For some, Summer Term 2010 is a second bite at the apple

By Frank Brown, Assistant Director, Publications

When Mary Grace Williams ’88 M.Div. enrolled in Yale Divinity School’s Summer Term in 2008, she was “looking for a relatively easy and entertaining class where I could just sit back and take in what I wanted.” Instead, Williams, an Episcopal priest in Wilton, CT, discovered something much different in Julie Faith Parker’s, “The Bible Through Art and Artifact.”

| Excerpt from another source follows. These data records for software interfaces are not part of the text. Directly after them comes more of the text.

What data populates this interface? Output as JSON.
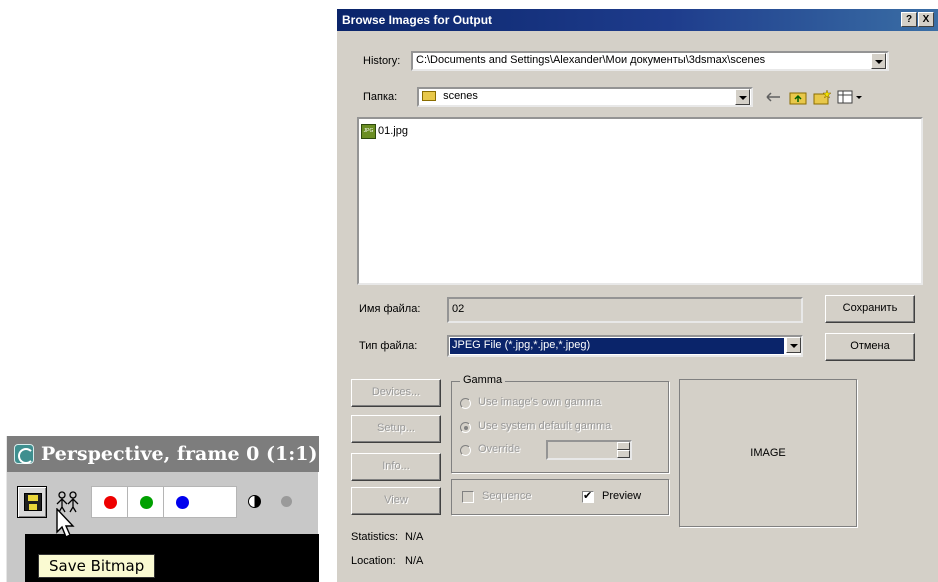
{
  "viewport": {
    "title": "Perspective, frame 0 (1:1)",
    "tooltip": "Save Bitmap",
    "toolbar": {
      "icons": [
        "save-bitmap-icon",
        "clone-window-icon",
        "red-channel-icon",
        "green-channel-icon",
        "blue-channel-icon",
        "mono-icon",
        "alpha-channel-icon"
      ],
      "channel_colors": [
        "#ee0000",
        "#00a000",
        "#0000ee"
      ]
    }
  },
  "dialog": {
    "title": "Browse Images for Output",
    "help_button": "?",
    "close_button": "X",
    "history_label": "History:",
    "history_value": "C:\\Documents and Settings\\Alexander\\Мои документы\\3dsmax\\scenes",
    "folder_label": "Папка:",
    "folder_value": "scenes",
    "files": [
      "01.jpg"
    ],
    "filename_label": "Имя файла:",
    "filename_value": "02",
    "filetype_label": "Тип файла:",
    "filetype_value": "JPEG File (*.jpg,*.jpe,*.jpeg)",
    "save_button": "Сохранить",
    "cancel_button": "Отмена",
    "side_buttons": [
      "Devices...",
      "Setup...",
      "Info...",
      "View"
    ],
    "gamma": {
      "title": "Gamma",
      "options": [
        "Use image's own gamma",
        "Use system default gamma",
        "Override"
      ]
    },
    "sequence_label": "Sequence",
    "preview_label": "Preview",
    "image_label": "IMAGE",
    "statistics_label": "Statistics:",
    "statistics_value": "N/A",
    "location_label": "Location:",
    "location_value": "N/A"
  }
}
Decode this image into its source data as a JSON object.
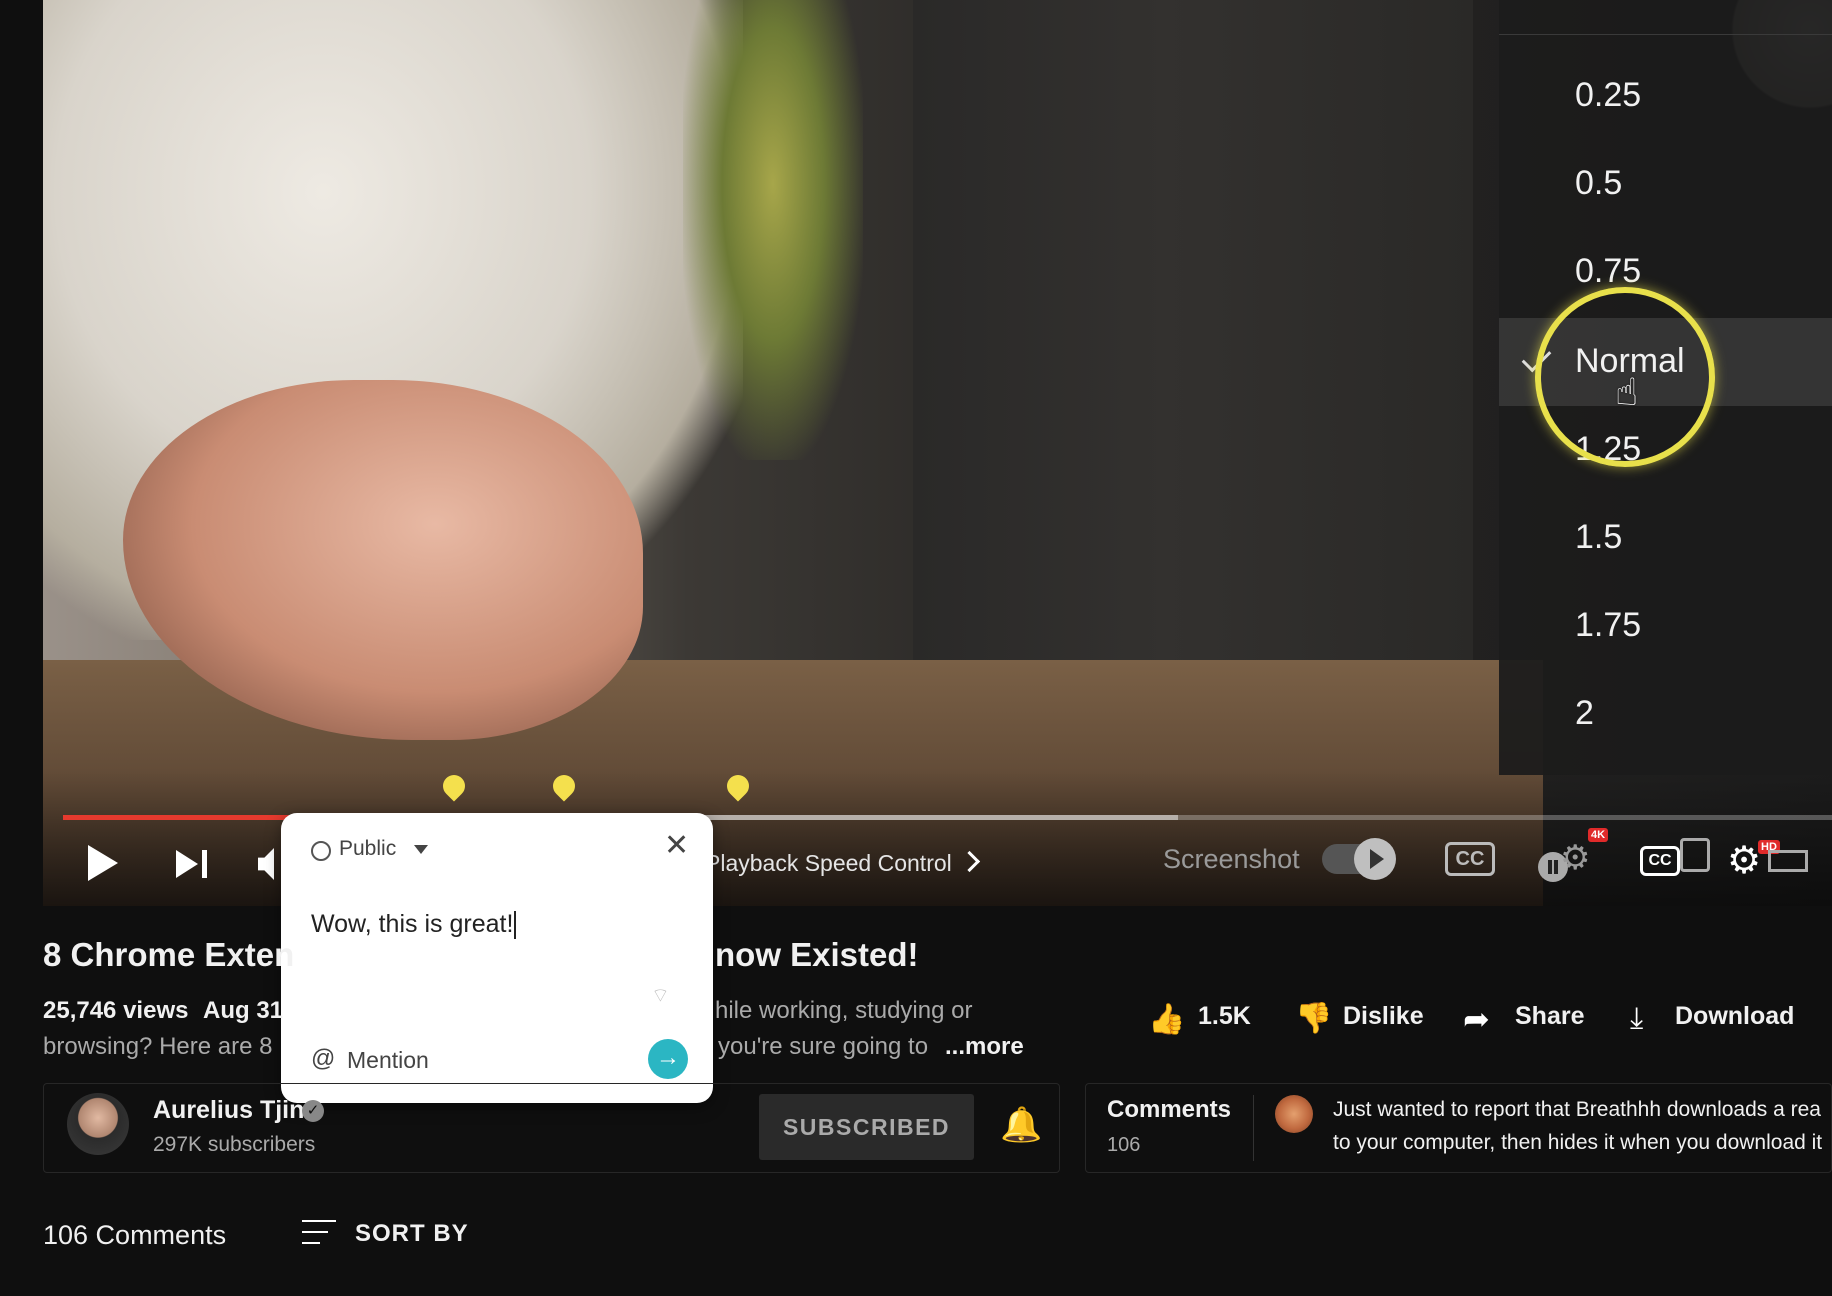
{
  "speed_menu": {
    "options": [
      "0.25",
      "0.5",
      "0.75",
      "Normal",
      "1.25",
      "1.5",
      "1.75",
      "2"
    ],
    "selected": "Normal"
  },
  "player": {
    "progress_fraction": 0.36,
    "chapter_label": "Playback Speed Control",
    "screenshot_label": "Screenshot",
    "cc_label": "CC",
    "badge_4k": "4K",
    "badge_hd": "HD",
    "colors": {
      "progress": "#e63a2e",
      "bookmark": "#f4e04d",
      "highlight": "#e8e04b"
    }
  },
  "popup": {
    "visibility": "Public",
    "comment_text": "Wow, this is great!",
    "mention_label": "Mention",
    "close_glyph": "✕",
    "at_glyph": "@",
    "send_color": "#2bb6c3"
  },
  "video": {
    "title_left": "8 Chrome Exten",
    "title_right": "now Existed!",
    "views": "25,746 views",
    "date": "Aug 31",
    "desc_left": "browsing? Here are 8",
    "desc_right_line1": "hile working, studying or",
    "desc_right_line2": "you're sure going to",
    "more_label": "...more"
  },
  "actions": {
    "like_count": "1.5K",
    "dislike_label": "Dislike",
    "share_label": "Share",
    "download_label": "Download"
  },
  "channel": {
    "name": "Aurelius Tjin",
    "subscribers": "297K subscribers",
    "subscribed_label": "SUBSCRIBED"
  },
  "comments_panel": {
    "title": "Comments",
    "count": "106",
    "preview_line1": "Just wanted to report that Breathhh downloads a rea",
    "preview_line2": "to your computer, then hides it when you download it"
  },
  "comments_section": {
    "heading": "106 Comments",
    "sort_label": "SORT BY"
  },
  "icons": [
    "play-icon",
    "next-icon",
    "volume-icon",
    "settings-icon",
    "thumbs-up-icon",
    "thumbs-down-icon",
    "share-icon",
    "download-icon",
    "bell-icon",
    "verified-icon",
    "globe-icon",
    "close-icon",
    "send-icon",
    "sort-icon"
  ]
}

JFP“I was amazingly surprised by her class, which I not only found compelling, but also caused me to look at scripture in new and exciting ways,” recalls Williams, who is returning to YDS this June for a continuation of Parker’s course being offered as part of the three-week Summer Term 2010.

It was the enthusiasm of students like Williams that prompted Parker to add “The Bible Through Art and Artifact II,” building on an approach that takes students out of the classroom to use resources at Yale museums to bring the Bible to life. “One of the visits takes us to the Yale Babylonian Collection,” explains Parker, who  “Here we not only see – but hold – artifacts that are four and five thousand years old.  Usually only trained Assyriologists would be able to handle such treasured items, but Yale makes these accessible to our class.”

Horace Tracy Pitkin Professor of Historical Theology Denys Turner, a popular teacher with a quick wit who came to YDS via Cambridge University in 2005, is teaching “Sin and the Love of God in Julian of Norwich's A Revelation of Love” during the first week of Summer Term 2010. Turner reckons that the 14th-century writings of Julian of Norwich are enjoying a distinct popularity today. Why? “She is an honest theologian,” says Turner. “I mean, she doesn't think you have to solve all the problems, especially the problem of sin: in fact she definitely thinks you ought not to pretend to solve that problem, and that you have to live a life of faith and love without any more solution than Jesus had, who asked his father as he was dying why he had been abandoned, and died without an answer.”

DTParker and Turner are just two of the teachers offering stimulating courses during Summer Term 2010, which runs over three week-long sessions from June 7 to 25, in areas ranging from theology, history, Scripture,  art &literature, music & liturgy, to contemporary issues.

Some of the other 24 courses include “Getting a Word In: Writing about Faith,” taught by Ray Waddle, an award-winning author and the editor of YDS’s Reflections magazine; “Family Matters in the Canonical Paul: A Sampler from 1 Corinthians, Galatians, Philemon, and the Pastoral Epistles,” taught by YDS New Testament scholar Judith Gundry; and, “Pop Goes Religion,” by Richard Lindsay ’04 M.Div., a doctoral candidate studying the intersection of religion and popular culture.

This year, for the first time, registration and payment are both available online, as well as by phone, 203-432-6550. May 15 is the registration deadline. After that, classes with insufficient enrollment may be cancelled. The program is presented jointly by the Yale Divinity School, Berkeley Divinity School at Yale, and the Yale Institute of Sacred Music. It takes place on the YDS campus and overlaps during the second and third weeks with the city's International Festival of Arts and Ideas.